The records that follow should be retyped word for word.

Interface dataset entries
____
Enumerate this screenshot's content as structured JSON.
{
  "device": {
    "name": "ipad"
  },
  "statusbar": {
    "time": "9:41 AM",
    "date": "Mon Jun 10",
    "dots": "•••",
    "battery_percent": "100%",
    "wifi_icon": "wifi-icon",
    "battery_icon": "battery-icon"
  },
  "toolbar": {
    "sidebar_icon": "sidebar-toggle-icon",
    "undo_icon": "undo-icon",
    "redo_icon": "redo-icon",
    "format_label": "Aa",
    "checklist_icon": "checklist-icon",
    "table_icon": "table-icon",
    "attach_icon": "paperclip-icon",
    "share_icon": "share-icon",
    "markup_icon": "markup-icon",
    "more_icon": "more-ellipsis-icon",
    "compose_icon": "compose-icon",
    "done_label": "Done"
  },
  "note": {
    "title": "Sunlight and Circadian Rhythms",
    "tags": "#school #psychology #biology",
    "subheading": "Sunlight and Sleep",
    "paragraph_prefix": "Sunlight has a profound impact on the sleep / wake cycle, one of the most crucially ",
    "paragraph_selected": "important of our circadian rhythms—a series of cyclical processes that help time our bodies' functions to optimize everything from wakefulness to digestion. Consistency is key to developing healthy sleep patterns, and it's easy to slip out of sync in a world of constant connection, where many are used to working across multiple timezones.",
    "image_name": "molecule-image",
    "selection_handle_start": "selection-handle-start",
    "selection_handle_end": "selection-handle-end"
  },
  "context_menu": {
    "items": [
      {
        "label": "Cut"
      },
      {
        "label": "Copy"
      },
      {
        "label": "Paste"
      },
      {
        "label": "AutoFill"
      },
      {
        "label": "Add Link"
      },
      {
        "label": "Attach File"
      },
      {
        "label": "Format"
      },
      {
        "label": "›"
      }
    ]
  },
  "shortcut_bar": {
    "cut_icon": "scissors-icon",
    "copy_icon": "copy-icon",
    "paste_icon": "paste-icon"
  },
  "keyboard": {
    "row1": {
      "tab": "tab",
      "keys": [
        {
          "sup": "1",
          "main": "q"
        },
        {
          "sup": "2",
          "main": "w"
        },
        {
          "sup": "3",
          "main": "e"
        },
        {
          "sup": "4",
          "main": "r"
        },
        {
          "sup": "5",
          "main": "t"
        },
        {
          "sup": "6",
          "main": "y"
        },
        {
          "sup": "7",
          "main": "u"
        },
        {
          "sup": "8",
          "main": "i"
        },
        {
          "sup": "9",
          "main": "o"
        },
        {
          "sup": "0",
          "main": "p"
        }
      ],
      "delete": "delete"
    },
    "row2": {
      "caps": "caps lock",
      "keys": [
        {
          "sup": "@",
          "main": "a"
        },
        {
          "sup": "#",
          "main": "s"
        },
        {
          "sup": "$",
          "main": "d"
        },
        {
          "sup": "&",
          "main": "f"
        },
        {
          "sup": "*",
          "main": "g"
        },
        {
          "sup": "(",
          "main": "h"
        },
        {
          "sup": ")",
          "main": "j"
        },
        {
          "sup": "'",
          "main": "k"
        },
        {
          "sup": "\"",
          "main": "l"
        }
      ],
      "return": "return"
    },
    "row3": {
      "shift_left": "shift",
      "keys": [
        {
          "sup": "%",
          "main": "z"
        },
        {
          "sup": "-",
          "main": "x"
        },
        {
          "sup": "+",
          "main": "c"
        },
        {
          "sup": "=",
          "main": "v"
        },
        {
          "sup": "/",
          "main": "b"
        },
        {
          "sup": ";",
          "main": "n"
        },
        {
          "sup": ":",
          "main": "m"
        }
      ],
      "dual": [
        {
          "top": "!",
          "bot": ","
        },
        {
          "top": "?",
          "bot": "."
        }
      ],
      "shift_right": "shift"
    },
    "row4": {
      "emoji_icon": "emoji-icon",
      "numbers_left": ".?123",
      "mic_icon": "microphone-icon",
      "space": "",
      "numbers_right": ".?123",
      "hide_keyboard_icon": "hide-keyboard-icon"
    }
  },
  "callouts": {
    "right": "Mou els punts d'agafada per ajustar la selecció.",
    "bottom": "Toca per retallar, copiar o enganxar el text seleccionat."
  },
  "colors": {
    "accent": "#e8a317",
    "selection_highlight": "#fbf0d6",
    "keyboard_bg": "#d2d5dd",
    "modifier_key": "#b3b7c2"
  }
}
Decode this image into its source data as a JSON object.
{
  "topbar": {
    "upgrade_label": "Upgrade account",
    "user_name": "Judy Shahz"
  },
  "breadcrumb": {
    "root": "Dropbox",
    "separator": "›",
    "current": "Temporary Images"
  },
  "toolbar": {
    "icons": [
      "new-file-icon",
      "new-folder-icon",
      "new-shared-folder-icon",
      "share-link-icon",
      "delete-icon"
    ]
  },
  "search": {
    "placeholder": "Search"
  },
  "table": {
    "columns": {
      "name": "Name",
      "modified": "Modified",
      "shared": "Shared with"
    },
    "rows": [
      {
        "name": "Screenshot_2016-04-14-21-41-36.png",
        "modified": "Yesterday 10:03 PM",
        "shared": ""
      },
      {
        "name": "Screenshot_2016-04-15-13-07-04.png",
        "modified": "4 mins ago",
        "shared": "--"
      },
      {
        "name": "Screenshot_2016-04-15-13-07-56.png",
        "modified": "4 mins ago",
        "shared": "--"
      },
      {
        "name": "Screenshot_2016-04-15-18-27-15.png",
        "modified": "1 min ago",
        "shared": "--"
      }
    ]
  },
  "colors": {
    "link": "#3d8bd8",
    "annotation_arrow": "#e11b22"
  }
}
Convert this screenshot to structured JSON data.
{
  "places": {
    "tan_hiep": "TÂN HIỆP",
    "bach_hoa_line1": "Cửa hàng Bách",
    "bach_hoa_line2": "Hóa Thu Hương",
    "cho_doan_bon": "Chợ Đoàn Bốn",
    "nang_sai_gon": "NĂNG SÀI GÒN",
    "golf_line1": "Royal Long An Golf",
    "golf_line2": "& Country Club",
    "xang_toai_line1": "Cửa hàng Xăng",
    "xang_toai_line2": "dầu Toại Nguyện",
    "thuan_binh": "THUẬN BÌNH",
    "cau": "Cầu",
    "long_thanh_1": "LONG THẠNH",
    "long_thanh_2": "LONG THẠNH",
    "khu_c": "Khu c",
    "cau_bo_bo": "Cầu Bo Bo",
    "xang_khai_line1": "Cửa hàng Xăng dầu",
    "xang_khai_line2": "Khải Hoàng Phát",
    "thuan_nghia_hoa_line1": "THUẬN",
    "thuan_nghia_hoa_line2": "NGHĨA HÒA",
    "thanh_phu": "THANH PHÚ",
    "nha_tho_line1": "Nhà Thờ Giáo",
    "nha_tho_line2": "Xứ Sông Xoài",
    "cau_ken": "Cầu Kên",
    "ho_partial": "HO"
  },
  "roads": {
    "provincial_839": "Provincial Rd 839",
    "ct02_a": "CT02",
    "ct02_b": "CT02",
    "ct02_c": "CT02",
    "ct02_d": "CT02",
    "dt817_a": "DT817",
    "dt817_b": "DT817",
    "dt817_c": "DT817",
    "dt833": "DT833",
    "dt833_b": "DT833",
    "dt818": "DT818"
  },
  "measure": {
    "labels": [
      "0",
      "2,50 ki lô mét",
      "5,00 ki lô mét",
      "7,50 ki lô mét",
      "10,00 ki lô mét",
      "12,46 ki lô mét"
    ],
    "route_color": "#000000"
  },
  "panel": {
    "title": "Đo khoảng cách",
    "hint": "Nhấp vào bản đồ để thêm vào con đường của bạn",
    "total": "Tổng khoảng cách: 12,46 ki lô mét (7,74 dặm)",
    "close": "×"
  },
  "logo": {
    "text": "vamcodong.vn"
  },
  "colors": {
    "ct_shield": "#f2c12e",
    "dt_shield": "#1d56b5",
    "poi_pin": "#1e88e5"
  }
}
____
### RESPONSE FOR THIS EXERCISE
Enumerate this screenshot's content as structured JSON.
{
  "device": {
    "name": "ipad"
  },
  "statusbar": {
    "time": "9:41 AM",
    "date": "Mon Jun 10",
    "dots": "•••",
    "battery_percent": "100%",
    "wifi_icon": "wifi-icon",
    "battery_icon": "battery-icon"
  },
  "toolbar": {
    "sidebar_icon": "sidebar-toggle-icon",
    "undo_icon": "undo-icon",
    "redo_icon": "redo-icon",
    "format_label": "Aa",
    "checklist_icon": "checklist-icon",
    "table_icon": "table-icon",
    "attach_icon": "paperclip-icon",
    "share_icon": "share-icon",
    "markup_icon": "markup-icon",
    "more_icon": "more-ellipsis-icon",
    "compose_icon": "compose-icon",
    "done_label": "Done"
  },
  "note": {
    "title": "Sunlight and Circadian Rhythms",
    "tags": "#school #psychology #biology",
    "subheading": "Sunlight and Sleep",
    "paragraph_prefix": "Sunlight has a profound impact on the sleep / wake cycle, one of the most crucially ",
    "paragraph_selected": "important of our circadian rhythms—a series of cyclical processes that help time our bodies' functions to optimize everything from wakefulness to digestion. Consistency is key to developing healthy sleep patterns, and it's easy to slip out of sync in a world of constant connection, where many are used to working across multiple timezones.",
    "image_name": "molecule-image",
    "selection_handle_start": "selection-handle-start",
    "selection_handle_end": "selection-handle-end"
  },
  "context_menu": {
    "items": [
      {
        "label": "Cut"
      },
      {
        "label": "Copy"
      },
      {
        "label": "Paste"
      },
      {
        "label": "AutoFill"
      },
      {
        "label": "Add Link"
      },
      {
        "label": "Attach File"
      },
      {
        "label": "Format"
      },
      {
        "label": "›"
      }
    ]
  },
  "shortcut_bar": {
    "cut_icon": "scissors-icon",
    "copy_icon": "copy-icon",
    "paste_icon": "paste-icon"
  },
  "keyboard": {
    "row1": {
      "tab": "tab",
      "keys": [
        {
          "sup": "1",
          "main": "q"
        },
        {
          "sup": "2",
          "main": "w"
        },
        {
          "sup": "3",
          "main": "e"
        },
        {
          "sup": "4",
          "main": "r"
        },
        {
          "sup": "5",
          "main": "t"
        },
        {
          "sup": "6",
          "main": "y"
        },
        {
          "sup": "7",
          "main": "u"
        },
        {
          "sup": "8",
          "main": "i"
        },
        {
          "sup": "9",
          "main": "o"
        },
        {
          "sup": "0",
          "main": "p"
        }
      ],
      "delete": "delete"
    },
    "row2": {
      "caps": "caps lock",
      "keys": [
        {
          "sup": "@",
          "main": "a"
        },
        {
          "sup": "#",
          "main": "s"
        },
        {
          "sup": "$",
          "main": "d"
        },
        {
          "sup": "&",
          "main": "f"
        },
        {
          "sup": "*",
          "main": "g"
        },
        {
          "sup": "(",
          "main": "h"
        },
        {
          "sup": ")",
          "main": "j"
        },
        {
          "sup": "'",
          "main": "k"
        },
        {
          "sup": "\"",
          "main": "l"
        }
      ],
      "return": "return"
    },
    "row3": {
      "shift_left": "shift",
      "keys": [
        {
          "sup": "%",
          "main": "z"
        },
        {
          "sup": "-",
          "main": "x"
        },
        {
          "sup": "+",
          "main": "c"
        },
        {
          "sup": "=",
          "main": "v"
        },
        {
          "sup": "/",
          "main": "b"
        },
        {
          "sup": ";",
          "main": "n"
        },
        {
          "sup": ":",
          "main": "m"
        }
      ],
      "dual": [
        {
          "top": "!",
          "bot": ","
        },
        {
          "top": "?",
          "bot": "."
        }
      ],
      "shift_right": "shift"
    },
    "row4": {
      "emoji_icon": "emoji-icon",
      "numbers_left": ".?123",
      "mic_icon": "microphone-icon",
      "space": "",
      "numbers_right": ".?123",
      "hide_keyboard_icon": "hide-keyboard-icon"
    }
  },
  "callouts": {
    "right": "Mou els punts d'agafada per ajustar la selecció.",
    "bottom": "Toca per retallar, copiar o enganxar el text seleccionat."
  },
  "colors": {
    "accent": "#e8a317",
    "selection_highlight": "#fbf0d6",
    "keyboard_bg": "#d2d5dd",
    "modifier_key": "#b3b7c2"
  }
}
Decode this image into its source data as a JSON object.
{
  "topbar": {
    "upgrade_label": "Upgrade account",
    "user_name": "Judy Shahz"
  },
  "breadcrumb": {
    "root": "Dropbox",
    "separator": "›",
    "current": "Temporary Images"
  },
  "toolbar": {
    "icons": [
      "new-file-icon",
      "new-folder-icon",
      "new-shared-folder-icon",
      "share-link-icon",
      "delete-icon"
    ]
  },
  "search": {
    "placeholder": "Search"
  },
  "table": {
    "columns": {
      "name": "Name",
      "modified": "Modified",
      "shared": "Shared with"
    },
    "rows": [
      {
        "name": "Screenshot_2016-04-14-21-41-36.png",
        "modified": "Yesterday 10:03 PM",
        "shared": ""
      },
      {
        "name": "Screenshot_2016-04-15-13-07-04.png",
        "modified": "4 mins ago",
        "shared": "--"
      },
      {
        "name": "Screenshot_2016-04-15-13-07-56.png",
        "modified": "4 mins ago",
        "shared": "--"
      },
      {
        "name": "Screenshot_2016-04-15-18-27-15.png",
        "modified": "1 min ago",
        "shared": "--"
      }
    ]
  },
  "colors": {
    "link": "#3d8bd8",
    "annotation_arrow": "#e11b22"
  }
}
Convert this screenshot to structured JSON data.
{
  "places": {
    "tan_hiep": "TÂN HIỆP",
    "bach_hoa_line1": "Cửa hàng Bách",
    "bach_hoa_line2": "Hóa Thu Hương",
    "cho_doan_bon": "Chợ Đoàn Bốn",
    "nang_sai_gon": "NĂNG SÀI GÒN",
    "golf_line1": "Royal Long An Golf",
    "golf_line2": "& Country Club",
    "xang_toai_line1": "Cửa hàng Xăng",
    "xang_toai_line2": "dầu Toại Nguyện",
    "thuan_binh": "THUẬN BÌNH",
    "cau": "Cầu",
    "long_thanh_1": "LONG THẠNH",
    "long_thanh_2": "LONG THẠNH",
    "khu_c": "Khu c",
    "cau_bo_bo": "Cầu Bo Bo",
    "xang_khai_line1": "Cửa hàng Xăng dầu",
    "xang_khai_line2": "Khải Hoàng Phát",
    "thuan_nghia_hoa_line1": "THUẬN",
    "thuan_nghia_hoa_line2": "NGHĨA HÒA",
    "thanh_phu": "THANH PHÚ",
    "nha_tho_line1": "Nhà Thờ Giáo",
    "nha_tho_line2": "Xứ Sông Xoài",
    "cau_ken": "Cầu Kên",
    "ho_partial": "HO"
  },
  "roads": {
    "provincial_839": "Provincial Rd 839",
    "ct02_a": "CT02",
    "ct02_b": "CT02",
    "ct02_c": "CT02",
    "ct02_d": "CT02",
    "dt817_a": "DT817",
    "dt817_b": "DT817",
    "dt817_c": "DT817",
    "dt833": "DT833",
    "dt833_b": "DT833",
    "dt818": "DT818"
  },
  "measure": {
    "labels": [
      "0",
      "2,50 ki lô mét",
      "5,00 ki lô mét",
      "7,50 ki lô mét",
      "10,00 ki lô mét",
      "12,46 ki lô mét"
    ],
    "route_color": "#000000"
  },
  "panel": {
    "title": "Đo khoảng cách",
    "hint": "Nhấp vào bản đồ để thêm vào con đường của bạn",
    "total": "Tổng khoảng cách: 12,46 ki lô mét (7,74 dặm)",
    "close": "×"
  },
  "logo": {
    "text": "vamcodong.vn"
  },
  "colors": {
    "ct_shield": "#f2c12e",
    "dt_shield": "#1d56b5",
    "poi_pin": "#1e88e5"
  }
}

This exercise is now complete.